=== Material for this task ===

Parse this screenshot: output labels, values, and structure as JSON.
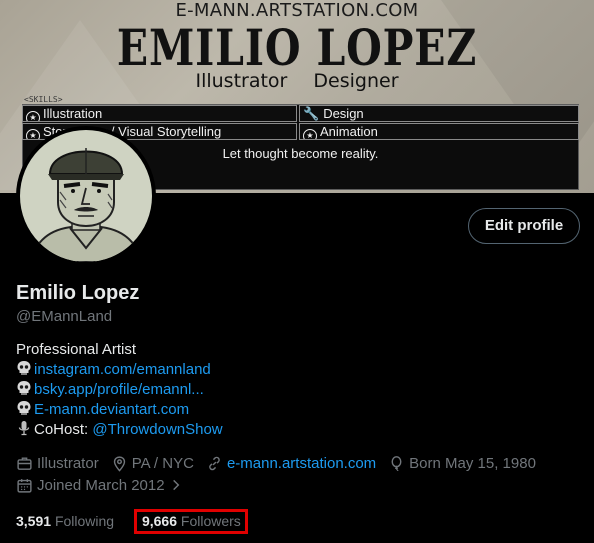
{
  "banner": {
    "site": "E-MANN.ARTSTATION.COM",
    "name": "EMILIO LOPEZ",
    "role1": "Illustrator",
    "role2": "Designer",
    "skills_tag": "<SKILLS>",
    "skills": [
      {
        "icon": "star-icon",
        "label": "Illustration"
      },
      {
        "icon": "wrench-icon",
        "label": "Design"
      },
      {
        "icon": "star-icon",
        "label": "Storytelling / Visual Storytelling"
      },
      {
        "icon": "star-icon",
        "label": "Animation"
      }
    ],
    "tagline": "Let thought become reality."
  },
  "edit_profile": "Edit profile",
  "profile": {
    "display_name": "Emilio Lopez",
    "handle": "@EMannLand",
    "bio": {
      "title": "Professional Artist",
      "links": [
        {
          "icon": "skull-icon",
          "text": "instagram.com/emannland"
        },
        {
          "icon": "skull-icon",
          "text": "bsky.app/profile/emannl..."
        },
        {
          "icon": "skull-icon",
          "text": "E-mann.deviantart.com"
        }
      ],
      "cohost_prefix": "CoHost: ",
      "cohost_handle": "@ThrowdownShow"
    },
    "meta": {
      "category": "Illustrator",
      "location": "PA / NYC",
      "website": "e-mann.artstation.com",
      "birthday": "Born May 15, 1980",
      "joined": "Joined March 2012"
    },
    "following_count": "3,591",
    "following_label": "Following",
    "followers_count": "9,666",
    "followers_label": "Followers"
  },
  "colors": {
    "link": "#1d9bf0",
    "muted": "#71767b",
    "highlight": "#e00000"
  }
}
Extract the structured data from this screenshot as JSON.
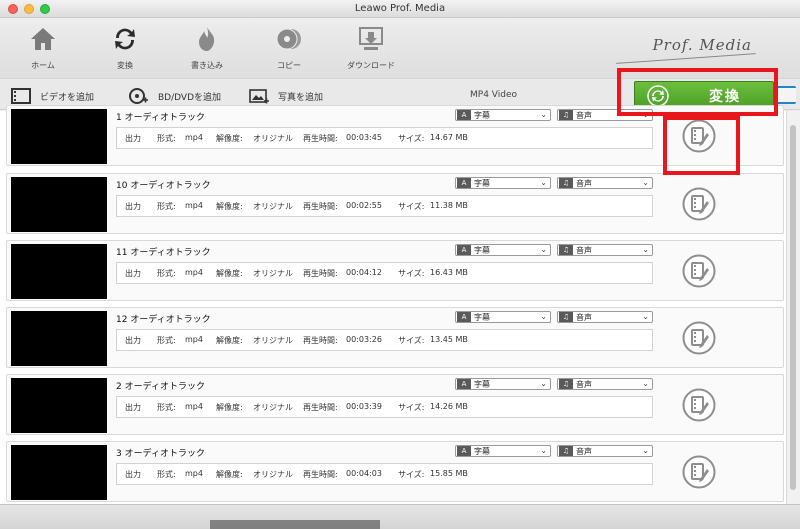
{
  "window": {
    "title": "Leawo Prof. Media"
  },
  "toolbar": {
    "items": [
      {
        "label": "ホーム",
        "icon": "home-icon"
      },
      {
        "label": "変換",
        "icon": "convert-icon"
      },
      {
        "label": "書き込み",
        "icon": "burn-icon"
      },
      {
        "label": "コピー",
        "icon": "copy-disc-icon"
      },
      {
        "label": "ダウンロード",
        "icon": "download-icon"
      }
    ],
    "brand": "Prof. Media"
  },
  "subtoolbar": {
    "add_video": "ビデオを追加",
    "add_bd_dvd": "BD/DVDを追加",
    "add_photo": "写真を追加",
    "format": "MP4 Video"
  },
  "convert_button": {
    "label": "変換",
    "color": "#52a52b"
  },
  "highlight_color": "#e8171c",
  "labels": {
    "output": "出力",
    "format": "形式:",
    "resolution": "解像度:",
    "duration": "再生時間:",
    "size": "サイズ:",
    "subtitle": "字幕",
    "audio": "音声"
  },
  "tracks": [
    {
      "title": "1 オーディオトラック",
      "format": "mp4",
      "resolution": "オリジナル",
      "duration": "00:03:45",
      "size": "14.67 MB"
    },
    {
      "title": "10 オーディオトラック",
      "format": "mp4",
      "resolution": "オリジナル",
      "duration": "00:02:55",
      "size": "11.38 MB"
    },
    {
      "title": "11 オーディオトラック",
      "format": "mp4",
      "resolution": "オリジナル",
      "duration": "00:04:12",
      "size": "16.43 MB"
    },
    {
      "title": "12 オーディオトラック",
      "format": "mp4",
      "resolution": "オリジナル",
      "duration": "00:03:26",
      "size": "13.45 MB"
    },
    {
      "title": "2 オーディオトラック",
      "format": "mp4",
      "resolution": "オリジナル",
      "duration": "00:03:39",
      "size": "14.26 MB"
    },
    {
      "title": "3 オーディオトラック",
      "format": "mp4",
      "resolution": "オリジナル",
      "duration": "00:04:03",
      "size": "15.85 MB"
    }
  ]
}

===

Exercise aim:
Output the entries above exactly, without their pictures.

Solution for this task:
Parse this screenshot: output labels, values, and structure as JSON.
{
  "banner": {
    "site": "E-MANN.ARTSTATION.COM",
    "name": "EMILIO LOPEZ",
    "role1": "Illustrator",
    "role2": "Designer",
    "skills_tag": "<SKILLS>",
    "skills": [
      {
        "icon": "star-icon",
        "label": "Illustration"
      },
      {
        "icon": "wrench-icon",
        "label": "Design"
      },
      {
        "icon": "star-icon",
        "label": "Storytelling / Visual Storytelling"
      },
      {
        "icon": "star-icon",
        "label": "Animation"
      }
    ],
    "tagline": "Let thought become reality."
  },
  "edit_profile": "Edit profile",
  "profile": {
    "display_name": "Emilio Lopez",
    "handle": "@EMannLand",
    "bio": {
      "title": "Professional Artist",
      "links": [
        {
          "icon": "skull-icon",
          "text": "instagram.com/emannland"
        },
        {
          "icon": "skull-icon",
          "text": "bsky.app/profile/emannl..."
        },
        {
          "icon": "skull-icon",
          "text": "E-mann.deviantart.com"
        }
      ],
      "cohost_prefix": "CoHost: ",
      "cohost_handle": "@ThrowdownShow"
    },
    "meta": {
      "category": "Illustrator",
      "location": "PA / NYC",
      "website": "e-mann.artstation.com",
      "birthday": "Born May 15, 1980",
      "joined": "Joined March 2012"
    },
    "following_count": "3,591",
    "following_label": "Following",
    "followers_count": "9,666",
    "followers_label": "Followers"
  },
  "colors": {
    "link": "#1d9bf0",
    "muted": "#71767b",
    "highlight": "#e00000"
  }
}
Extract the structured data from this screenshot as JSON.
{
  "window": {
    "title": "Leawo Prof. Media"
  },
  "toolbar": {
    "items": [
      {
        "label": "ホーム",
        "icon": "home-icon"
      },
      {
        "label": "変換",
        "icon": "convert-icon"
      },
      {
        "label": "書き込み",
        "icon": "burn-icon"
      },
      {
        "label": "コピー",
        "icon": "copy-disc-icon"
      },
      {
        "label": "ダウンロード",
        "icon": "download-icon"
      }
    ],
    "brand": "Prof. Media"
  },
  "subtoolbar": {
    "add_video": "ビデオを追加",
    "add_bd_dvd": "BD/DVDを追加",
    "add_photo": "写真を追加",
    "format": "MP4 Video"
  },
  "convert_button": {
    "label": "変換",
    "color": "#52a52b"
  },
  "highlight_color": "#e8171c",
  "labels": {
    "output": "出力",
    "format": "形式:",
    "resolution": "解像度:",
    "duration": "再生時間:",
    "size": "サイズ:",
    "subtitle": "字幕",
    "audio": "音声"
  },
  "tracks": [
    {
      "title": "1 オーディオトラック",
      "format": "mp4",
      "resolution": "オリジナル",
      "duration": "00:03:45",
      "size": "14.67 MB"
    },
    {
      "title": "10 オーディオトラック",
      "format": "mp4",
      "resolution": "オリジナル",
      "duration": "00:02:55",
      "size": "11.38 MB"
    },
    {
      "title": "11 オーディオトラック",
      "format": "mp4",
      "resolution": "オリジナル",
      "duration": "00:04:12",
      "size": "16.43 MB"
    },
    {
      "title": "12 オーディオトラック",
      "format": "mp4",
      "resolution": "オリジナル",
      "duration": "00:03:26",
      "size": "13.45 MB"
    },
    {
      "title": "2 オーディオトラック",
      "format": "mp4",
      "resolution": "オリジナル",
      "duration": "00:03:39",
      "size": "14.26 MB"
    },
    {
      "title": "3 オーディオトラック",
      "format": "mp4",
      "resolution": "オリジナル",
      "duration": "00:04:03",
      "size": "15.85 MB"
    }
  ]
}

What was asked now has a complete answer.